(Kinzel) They're known as "mirror towns" because in the last 6 elections, they've not only picked the winner in every race for governor, lt. governor and president, they've also closely reflected the actual statewide margin of victory in these contests.
The towns are; Bethel, Bolton, Bristol, Cambridge, Jericho and Randolph.
Retired Middlebury College political science professor Eric Davis says these towns share an important fact - they're all located outside of traditional Republican and Democratic geographical areas.
As a result, Davis thinks many voters in these communities weigh different factors when deciding who to vote for.
(Davis) "In Burlington, a Democrat can mobilize the core base, in the Northeast Kingdom a Republican can mobilize the core, base but in a town like Randolph which is a mixture of different socioeconomic groups, different candidates win for different offices, it's not a partisan appeal. It's an appeal that's based more on personality, on issues, and on the candidates' personal backgrounds."
(Kinzel) Brian Dubie won all of these towns in a competitive race for Lt. Governor in 2006 - this year he lost them all.

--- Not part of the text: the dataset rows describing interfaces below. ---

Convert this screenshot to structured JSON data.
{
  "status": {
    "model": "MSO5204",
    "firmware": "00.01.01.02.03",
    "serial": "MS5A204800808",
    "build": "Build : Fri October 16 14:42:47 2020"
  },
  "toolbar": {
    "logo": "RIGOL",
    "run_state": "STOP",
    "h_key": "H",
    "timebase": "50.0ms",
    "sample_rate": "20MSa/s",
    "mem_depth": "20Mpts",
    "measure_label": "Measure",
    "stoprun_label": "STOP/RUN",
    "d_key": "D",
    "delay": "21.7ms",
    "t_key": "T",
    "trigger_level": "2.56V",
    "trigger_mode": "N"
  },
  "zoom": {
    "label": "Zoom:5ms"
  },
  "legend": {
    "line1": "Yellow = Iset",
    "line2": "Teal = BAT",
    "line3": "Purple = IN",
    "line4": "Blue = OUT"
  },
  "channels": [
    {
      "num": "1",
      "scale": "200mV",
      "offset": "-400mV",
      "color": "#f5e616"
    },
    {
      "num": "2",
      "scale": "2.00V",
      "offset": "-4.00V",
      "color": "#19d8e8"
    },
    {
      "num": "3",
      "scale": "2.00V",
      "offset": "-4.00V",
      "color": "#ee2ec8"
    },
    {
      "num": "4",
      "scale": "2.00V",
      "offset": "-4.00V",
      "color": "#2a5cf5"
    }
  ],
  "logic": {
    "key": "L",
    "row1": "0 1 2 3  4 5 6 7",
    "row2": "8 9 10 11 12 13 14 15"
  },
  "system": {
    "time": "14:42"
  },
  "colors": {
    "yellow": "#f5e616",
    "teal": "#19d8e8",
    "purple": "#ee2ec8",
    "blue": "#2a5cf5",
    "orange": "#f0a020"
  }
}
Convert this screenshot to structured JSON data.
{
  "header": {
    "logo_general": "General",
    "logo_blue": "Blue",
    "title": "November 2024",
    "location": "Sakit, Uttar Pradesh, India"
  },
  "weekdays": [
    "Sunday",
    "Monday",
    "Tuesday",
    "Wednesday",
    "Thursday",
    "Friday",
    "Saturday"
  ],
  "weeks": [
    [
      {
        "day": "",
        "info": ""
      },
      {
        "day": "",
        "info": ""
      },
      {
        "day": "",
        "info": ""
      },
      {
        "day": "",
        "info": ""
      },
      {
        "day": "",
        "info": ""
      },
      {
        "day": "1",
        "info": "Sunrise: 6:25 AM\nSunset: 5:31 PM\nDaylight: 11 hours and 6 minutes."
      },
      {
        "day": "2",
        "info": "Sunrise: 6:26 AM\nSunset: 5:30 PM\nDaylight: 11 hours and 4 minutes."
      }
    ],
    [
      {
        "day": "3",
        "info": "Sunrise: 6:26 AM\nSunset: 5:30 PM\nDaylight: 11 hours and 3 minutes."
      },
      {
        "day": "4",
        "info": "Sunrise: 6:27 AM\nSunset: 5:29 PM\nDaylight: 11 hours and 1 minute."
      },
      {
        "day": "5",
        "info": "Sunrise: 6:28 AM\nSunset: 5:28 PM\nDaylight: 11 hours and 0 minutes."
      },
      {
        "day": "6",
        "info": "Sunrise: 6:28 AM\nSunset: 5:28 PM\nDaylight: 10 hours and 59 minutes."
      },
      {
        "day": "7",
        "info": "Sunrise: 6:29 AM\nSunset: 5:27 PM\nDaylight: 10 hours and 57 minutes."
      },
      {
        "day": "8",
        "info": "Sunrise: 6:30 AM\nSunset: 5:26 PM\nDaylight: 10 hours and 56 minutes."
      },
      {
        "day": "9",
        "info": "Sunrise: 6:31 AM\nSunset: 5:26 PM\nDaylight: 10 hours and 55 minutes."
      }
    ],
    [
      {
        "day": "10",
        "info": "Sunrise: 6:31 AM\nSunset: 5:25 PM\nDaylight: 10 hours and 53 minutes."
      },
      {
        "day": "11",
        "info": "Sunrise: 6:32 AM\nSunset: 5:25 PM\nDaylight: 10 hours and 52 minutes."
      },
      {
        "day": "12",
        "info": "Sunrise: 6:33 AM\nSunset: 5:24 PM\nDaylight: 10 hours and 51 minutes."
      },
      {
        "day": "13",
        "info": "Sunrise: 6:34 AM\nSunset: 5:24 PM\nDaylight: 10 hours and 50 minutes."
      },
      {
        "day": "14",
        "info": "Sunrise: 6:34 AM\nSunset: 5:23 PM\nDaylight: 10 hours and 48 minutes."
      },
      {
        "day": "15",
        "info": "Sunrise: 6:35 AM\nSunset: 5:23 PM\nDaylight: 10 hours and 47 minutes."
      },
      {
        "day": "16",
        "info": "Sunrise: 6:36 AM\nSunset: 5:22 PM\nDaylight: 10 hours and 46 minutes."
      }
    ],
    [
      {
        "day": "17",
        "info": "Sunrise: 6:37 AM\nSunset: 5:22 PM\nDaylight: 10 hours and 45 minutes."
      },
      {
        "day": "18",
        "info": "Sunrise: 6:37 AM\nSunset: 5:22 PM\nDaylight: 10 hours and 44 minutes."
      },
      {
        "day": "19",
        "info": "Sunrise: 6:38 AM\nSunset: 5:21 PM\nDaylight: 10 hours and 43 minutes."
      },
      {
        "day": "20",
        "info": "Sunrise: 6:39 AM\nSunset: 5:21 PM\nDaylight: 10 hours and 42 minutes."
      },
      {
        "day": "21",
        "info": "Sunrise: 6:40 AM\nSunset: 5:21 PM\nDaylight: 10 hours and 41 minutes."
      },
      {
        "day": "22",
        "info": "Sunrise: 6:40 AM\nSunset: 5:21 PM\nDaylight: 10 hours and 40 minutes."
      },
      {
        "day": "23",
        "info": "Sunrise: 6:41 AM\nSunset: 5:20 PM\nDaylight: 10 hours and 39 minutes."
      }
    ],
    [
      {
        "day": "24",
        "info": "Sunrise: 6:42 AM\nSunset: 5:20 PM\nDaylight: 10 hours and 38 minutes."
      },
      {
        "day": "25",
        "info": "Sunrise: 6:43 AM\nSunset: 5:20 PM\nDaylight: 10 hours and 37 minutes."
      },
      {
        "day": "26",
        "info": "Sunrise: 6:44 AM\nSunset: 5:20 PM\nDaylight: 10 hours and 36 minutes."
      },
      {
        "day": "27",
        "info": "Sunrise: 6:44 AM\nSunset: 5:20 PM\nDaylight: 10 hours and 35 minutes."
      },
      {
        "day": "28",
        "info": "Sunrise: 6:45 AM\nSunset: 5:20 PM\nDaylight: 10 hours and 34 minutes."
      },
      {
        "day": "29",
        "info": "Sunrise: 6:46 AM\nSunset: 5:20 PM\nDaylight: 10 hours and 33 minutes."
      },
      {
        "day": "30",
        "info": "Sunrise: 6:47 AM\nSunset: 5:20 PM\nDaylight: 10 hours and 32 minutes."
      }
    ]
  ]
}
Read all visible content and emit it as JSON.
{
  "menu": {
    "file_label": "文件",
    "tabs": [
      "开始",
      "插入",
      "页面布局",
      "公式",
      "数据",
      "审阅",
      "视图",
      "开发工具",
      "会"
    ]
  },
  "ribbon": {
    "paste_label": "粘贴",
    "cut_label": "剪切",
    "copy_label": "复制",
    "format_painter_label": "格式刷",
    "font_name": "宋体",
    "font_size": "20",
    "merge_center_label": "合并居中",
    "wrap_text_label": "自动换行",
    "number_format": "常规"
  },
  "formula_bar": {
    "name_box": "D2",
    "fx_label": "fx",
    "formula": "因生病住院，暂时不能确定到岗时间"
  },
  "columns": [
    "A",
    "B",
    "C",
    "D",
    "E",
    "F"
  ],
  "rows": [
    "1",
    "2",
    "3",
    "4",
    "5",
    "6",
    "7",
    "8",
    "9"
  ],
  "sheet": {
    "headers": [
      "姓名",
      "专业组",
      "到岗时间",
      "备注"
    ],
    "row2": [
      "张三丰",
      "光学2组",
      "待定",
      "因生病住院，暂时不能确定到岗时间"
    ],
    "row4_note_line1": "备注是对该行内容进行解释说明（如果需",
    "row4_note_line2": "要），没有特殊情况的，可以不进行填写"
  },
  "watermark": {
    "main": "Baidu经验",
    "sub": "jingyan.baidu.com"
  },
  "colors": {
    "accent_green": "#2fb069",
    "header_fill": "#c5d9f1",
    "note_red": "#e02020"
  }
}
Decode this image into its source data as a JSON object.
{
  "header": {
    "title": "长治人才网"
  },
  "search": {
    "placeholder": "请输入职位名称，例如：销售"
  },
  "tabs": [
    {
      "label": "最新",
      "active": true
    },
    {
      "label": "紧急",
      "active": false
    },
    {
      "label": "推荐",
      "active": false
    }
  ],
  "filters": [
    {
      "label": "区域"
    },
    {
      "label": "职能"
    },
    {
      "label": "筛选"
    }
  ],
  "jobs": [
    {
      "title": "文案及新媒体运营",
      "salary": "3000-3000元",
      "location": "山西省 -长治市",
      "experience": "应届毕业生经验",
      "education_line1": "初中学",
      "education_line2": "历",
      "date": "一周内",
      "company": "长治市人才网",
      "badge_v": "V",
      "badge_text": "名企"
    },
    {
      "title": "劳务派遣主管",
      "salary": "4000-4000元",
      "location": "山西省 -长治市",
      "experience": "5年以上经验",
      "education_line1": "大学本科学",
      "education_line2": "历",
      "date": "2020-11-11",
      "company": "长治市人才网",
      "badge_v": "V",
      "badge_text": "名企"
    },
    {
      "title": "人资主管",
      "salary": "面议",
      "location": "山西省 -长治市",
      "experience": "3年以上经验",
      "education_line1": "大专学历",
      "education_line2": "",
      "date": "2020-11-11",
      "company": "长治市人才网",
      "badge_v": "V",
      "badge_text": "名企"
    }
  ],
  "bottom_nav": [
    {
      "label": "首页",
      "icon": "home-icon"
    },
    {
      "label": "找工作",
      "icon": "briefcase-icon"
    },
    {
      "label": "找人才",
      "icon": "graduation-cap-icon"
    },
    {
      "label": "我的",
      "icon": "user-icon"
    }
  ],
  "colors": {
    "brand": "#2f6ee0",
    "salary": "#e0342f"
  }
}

Davis thinks independent voters in these communities didn't react well to some of Dubie's TV ads that Davis says went beyond issue differences and attacked Shumlin's character.
(Davis) "If Shumlin's support among independent voters went from roughly 35 percent 3 weeks ago to roughly half on election day a good deal of that shift may be due to independents' reactions against what they saw as the perceived negative tone of many of Dubie's ads."
(Kinzel) A statewide canvassing committee will review the election results early next week at the Secretary of State's office.
For VPR News, I'm Bob Kinzel in Montpelier.